*** SOURCE INFORMATION ***

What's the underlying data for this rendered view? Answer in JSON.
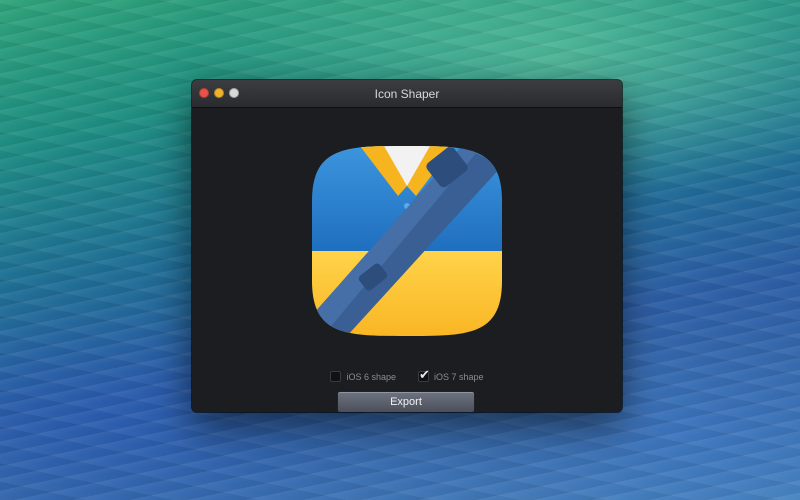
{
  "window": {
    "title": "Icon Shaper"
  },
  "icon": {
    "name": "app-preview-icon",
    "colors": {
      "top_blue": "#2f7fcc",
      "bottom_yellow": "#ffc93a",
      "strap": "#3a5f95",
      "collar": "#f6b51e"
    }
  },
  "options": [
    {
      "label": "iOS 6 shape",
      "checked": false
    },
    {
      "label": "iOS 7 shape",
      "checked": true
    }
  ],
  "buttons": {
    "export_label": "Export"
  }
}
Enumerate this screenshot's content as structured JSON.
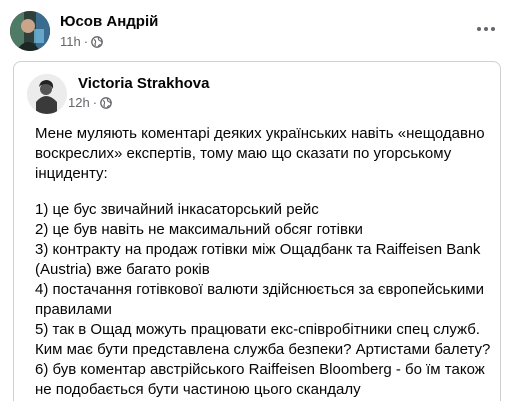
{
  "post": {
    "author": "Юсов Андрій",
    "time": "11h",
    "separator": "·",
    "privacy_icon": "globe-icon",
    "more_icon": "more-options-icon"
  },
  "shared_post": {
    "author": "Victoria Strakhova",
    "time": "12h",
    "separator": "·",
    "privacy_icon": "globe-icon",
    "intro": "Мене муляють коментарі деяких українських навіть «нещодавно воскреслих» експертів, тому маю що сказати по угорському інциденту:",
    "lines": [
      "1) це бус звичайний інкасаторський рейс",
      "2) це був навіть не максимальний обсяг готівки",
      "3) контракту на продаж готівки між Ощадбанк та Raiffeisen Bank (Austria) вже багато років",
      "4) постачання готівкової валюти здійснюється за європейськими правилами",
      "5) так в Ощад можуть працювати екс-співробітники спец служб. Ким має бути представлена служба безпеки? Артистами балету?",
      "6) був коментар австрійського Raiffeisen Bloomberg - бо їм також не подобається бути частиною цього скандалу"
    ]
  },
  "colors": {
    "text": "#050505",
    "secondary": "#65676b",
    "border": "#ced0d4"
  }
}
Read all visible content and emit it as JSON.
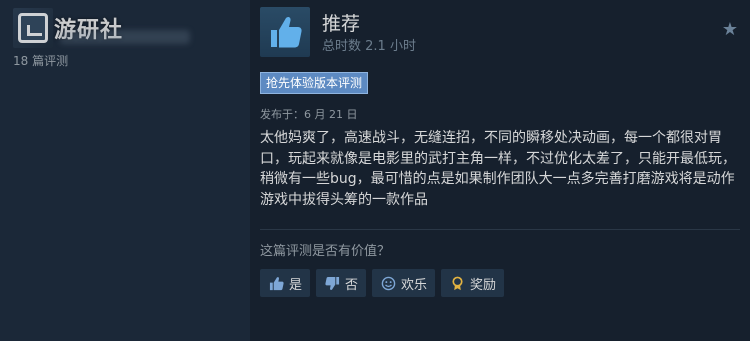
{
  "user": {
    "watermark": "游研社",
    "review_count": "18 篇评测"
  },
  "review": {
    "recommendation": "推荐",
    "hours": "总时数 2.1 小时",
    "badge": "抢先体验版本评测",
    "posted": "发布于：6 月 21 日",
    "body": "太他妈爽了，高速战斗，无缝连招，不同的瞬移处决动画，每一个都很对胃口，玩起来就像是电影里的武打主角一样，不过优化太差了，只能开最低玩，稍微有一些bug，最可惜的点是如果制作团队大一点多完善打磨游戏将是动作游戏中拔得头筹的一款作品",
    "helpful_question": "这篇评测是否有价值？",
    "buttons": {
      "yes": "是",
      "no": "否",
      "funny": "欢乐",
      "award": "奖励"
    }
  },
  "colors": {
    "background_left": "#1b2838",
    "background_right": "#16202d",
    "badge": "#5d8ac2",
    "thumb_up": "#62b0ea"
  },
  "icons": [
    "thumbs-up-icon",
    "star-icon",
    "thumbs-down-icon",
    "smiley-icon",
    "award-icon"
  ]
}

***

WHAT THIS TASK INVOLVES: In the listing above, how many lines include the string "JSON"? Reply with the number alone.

TASK RESULT: 3